Ahhhh….my favorite time of year—football season. I’m assistant coach to my son’s tackle football team this year. I put this info together and shared it with our team and their parents. I brought in “urine specimen” cups for them to view how their urine looks when they are well and not-so-well hydrated. The kids went nuts when I tried to drink the “specimens”, but I think they will remember this easy way for them to gage their own hydration status.
Fueling Your Athlete
To maximize performance in the classroom AND on the field, it is important to pay attention to the foods we eat. Proper nutrition can help your child feel better, be more alert and learn more. During competition, adequate nutrition can help your child stay injury free or recover quicker if injured. Good nutrition does not have an off-season. To get the most benefit, you need to start now and continue throughout the year. Remember, you set the example for your family!
The Nutrition Playbook:
1. Start each day with Breakfast!
Any food can count toward breakfast. Be sure to include fruit, grains, proteins and dairy.
2. Focus on powerhouse foods:
- Fresh or Frozen Fruits and Vegetables: give energy and nutrients needed to stay active, focused and healthy
- Aim for 2 pieces of fresh fruit and 1-2 cups of Vegetables everyday. Fruit juices are a source of liquid and nutrients but more benefit comes from eating the whole fruit.
- Lean Sources of Protein: help build new muscle and repair damaged tissues. Baking, grilling, broiling boiling or steaming are great ways to prepare meats. Lean choices include:
- Fresh or frozen Fish, Canned Tuna or Salmon
- Skinless Chicken Breast
- Peanut Butter
- 1%, 2% or Part Skim Cheese
- Whole Grains, breads and cereals: are great source of vitamins, minerals and fiber. They provide a strong source of Carbohydrates, the body’s preferred fuel source! Sources include:
- Oatmeal, Grits or Whole Wheat Cold Cereals
- Whole Wheat Breads, English Muffins, Tortillas
- Wheat Pasta, Brown Rice
3. Drink 8 oz of 1% or Fat Free Milk or Eat Yogurt at least twice everyday! Milk supplies protein and carbohydrate and is an excellent source of calcium, potassium and many other important nutrients!
4. Plan on adding snacks during the day to fit around practices and games.
- Snack Ideas: [Good to use as pre or post game snack!]
- Peanut Butter Crackers, graham crackers or sandwich with a Banana and Glass of Milk
- Cup of Yogurt, piece of fruit, and pretzels with water
- Cup of Yogurt with granola cereal
- 3 Fig Newton’s with a glass of water or milk
- Cheese and crackers, grapes, and water
- Homemade Trail Mix: Handful of nuts (any type will work) mixed with a ½ handful of dried fruit (raisins, cranberries, apricots, etc.)
- Celery and or Apple with peanut butter
- Cereal and low fat milk.
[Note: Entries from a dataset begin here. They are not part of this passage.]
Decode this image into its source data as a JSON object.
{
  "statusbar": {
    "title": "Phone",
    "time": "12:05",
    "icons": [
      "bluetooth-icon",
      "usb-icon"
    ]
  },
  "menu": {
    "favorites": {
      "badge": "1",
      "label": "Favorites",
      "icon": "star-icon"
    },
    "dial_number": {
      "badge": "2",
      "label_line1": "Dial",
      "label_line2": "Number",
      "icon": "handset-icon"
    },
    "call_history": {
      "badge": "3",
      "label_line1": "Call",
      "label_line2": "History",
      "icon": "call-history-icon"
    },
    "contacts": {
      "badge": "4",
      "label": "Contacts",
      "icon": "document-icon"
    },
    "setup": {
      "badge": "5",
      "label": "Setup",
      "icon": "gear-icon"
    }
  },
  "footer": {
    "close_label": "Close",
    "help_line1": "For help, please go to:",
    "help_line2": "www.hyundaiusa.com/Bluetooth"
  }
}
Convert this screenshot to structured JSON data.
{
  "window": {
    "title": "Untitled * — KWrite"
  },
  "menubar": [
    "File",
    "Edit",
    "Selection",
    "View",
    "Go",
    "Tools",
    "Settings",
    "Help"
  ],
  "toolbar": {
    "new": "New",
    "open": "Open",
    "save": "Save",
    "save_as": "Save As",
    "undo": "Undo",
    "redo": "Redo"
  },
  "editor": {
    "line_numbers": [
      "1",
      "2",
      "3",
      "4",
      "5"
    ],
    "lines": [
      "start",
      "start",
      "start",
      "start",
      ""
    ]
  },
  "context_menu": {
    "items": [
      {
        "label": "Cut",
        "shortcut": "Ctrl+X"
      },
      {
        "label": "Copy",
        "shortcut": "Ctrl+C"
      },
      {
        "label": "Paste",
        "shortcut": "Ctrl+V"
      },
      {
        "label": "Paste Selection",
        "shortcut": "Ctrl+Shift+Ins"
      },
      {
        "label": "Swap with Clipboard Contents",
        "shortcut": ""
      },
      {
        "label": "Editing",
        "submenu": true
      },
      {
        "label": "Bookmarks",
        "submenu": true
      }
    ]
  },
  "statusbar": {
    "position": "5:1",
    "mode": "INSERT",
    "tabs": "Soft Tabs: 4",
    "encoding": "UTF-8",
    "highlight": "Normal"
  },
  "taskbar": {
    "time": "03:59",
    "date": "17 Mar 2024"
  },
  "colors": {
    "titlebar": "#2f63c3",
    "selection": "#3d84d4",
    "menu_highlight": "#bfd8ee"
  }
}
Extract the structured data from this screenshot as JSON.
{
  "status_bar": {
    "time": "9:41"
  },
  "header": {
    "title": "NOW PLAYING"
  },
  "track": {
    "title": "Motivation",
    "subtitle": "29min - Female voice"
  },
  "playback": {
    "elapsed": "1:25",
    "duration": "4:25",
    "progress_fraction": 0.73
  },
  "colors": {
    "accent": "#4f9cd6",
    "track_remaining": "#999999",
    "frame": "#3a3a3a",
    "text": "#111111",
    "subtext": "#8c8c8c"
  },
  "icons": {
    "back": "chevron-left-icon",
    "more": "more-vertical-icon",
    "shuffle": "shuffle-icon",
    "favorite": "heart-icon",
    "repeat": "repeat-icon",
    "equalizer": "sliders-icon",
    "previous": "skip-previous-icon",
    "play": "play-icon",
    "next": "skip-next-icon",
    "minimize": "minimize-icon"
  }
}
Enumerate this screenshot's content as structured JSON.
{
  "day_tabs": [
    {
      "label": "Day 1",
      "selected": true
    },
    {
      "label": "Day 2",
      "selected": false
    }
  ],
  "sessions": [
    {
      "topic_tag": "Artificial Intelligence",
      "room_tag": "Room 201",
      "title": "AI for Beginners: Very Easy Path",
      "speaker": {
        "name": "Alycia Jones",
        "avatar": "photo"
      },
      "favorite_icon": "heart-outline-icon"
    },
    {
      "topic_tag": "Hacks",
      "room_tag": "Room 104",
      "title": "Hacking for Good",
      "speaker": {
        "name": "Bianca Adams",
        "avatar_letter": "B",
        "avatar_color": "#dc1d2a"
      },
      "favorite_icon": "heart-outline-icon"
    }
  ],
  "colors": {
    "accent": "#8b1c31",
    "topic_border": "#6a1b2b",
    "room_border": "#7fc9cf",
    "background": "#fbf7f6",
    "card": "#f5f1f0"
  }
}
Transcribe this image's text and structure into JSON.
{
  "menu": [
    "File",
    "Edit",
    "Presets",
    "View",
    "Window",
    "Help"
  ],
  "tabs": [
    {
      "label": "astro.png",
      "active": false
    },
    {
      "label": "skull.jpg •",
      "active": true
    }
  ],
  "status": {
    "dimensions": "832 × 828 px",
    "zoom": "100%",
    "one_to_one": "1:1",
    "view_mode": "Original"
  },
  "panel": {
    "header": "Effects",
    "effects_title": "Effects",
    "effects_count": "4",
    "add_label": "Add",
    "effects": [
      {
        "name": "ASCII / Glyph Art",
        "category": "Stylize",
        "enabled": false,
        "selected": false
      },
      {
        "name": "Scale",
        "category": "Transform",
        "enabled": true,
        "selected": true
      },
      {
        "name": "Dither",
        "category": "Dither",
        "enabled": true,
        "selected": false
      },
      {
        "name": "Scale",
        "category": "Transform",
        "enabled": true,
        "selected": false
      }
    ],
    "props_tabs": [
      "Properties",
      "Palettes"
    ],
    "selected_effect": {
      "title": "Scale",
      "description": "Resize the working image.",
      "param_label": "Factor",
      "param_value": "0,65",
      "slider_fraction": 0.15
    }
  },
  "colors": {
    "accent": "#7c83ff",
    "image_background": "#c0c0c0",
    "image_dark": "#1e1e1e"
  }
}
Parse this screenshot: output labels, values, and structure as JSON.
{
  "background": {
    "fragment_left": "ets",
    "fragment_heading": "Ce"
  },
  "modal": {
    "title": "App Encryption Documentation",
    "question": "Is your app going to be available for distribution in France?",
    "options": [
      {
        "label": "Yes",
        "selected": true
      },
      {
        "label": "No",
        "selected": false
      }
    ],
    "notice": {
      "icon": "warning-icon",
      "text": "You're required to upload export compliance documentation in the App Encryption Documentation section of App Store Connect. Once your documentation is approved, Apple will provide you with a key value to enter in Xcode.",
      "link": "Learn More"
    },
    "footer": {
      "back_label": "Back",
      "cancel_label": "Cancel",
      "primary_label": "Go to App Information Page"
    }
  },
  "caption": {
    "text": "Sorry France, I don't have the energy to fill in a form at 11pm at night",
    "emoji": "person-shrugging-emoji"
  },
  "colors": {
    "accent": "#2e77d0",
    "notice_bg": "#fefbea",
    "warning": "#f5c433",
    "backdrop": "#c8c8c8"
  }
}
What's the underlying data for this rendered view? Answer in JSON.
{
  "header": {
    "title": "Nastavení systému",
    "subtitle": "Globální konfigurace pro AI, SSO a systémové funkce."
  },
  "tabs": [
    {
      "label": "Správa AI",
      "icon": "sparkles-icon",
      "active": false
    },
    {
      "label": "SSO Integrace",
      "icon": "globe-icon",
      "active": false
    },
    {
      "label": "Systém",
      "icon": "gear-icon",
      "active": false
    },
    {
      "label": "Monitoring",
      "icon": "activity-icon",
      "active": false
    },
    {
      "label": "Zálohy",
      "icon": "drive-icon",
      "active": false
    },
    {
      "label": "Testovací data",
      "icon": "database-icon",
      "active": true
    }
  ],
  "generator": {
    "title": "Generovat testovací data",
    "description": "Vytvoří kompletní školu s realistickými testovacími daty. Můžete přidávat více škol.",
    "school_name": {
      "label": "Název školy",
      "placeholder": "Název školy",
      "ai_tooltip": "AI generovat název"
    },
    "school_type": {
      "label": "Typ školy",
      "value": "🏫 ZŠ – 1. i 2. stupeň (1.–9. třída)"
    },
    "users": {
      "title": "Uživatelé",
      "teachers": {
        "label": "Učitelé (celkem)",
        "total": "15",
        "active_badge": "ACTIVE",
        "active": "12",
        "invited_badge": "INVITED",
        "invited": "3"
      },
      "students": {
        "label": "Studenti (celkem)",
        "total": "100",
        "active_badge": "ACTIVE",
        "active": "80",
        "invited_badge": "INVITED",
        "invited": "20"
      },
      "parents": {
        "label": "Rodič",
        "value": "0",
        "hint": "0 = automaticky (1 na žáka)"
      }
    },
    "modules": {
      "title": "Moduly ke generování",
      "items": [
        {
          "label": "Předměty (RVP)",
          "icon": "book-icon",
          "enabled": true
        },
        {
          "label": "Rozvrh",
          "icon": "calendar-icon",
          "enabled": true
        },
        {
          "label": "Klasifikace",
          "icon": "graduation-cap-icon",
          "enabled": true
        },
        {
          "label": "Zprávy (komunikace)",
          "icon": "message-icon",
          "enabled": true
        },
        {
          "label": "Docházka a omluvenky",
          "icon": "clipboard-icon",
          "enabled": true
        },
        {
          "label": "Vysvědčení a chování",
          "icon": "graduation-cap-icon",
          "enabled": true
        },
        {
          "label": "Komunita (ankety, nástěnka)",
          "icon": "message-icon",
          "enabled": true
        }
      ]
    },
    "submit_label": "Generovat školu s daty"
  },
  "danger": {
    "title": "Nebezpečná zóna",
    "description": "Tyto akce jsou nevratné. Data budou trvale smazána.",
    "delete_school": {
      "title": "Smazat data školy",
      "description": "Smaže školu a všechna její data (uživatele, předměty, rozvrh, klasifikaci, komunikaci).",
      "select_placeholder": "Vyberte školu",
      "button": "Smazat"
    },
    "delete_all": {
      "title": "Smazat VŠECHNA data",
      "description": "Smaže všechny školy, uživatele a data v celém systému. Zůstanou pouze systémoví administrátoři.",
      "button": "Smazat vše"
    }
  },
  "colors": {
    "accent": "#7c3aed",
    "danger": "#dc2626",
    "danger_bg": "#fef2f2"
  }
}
Add some fruit!
5. Limit Fast Foods! Most restaurant meals short change you in fruits and vegetables and contain excessive amounts of sodium. If you choose fast foods, make sure to add fresh fruit to the meal and choose Low Fat (1%) or Fat Free (Skim) milk in place of sodas or tea.
6. Stay hydrated during the day by drinking plenty of fluids.
You should be urinating at least every 2-3 hours. Sports drinks may help some, but your first choice should be water. You can monitor urine color to get a better idea of how well hydrated you are. Try to keep urine color between the numbers 1 and 3. (See chart below)
You do not want your urine to be totally clear as that could signify over-hydration. Also keep in mind, certain medications, vitamins and herbal supplements can cause urine colors to change.
7. Rest and Recovery! Games and practices can make it difficult to keep a regular sleep pattern. It is important to get proper rest to help reduce risk of injuries and provide for time to recover from training. Get a jump on nutrition by planning meals and snacks in advance to help when time becomes limited.
It’s Your Health. It’s Your Life. Make That Change!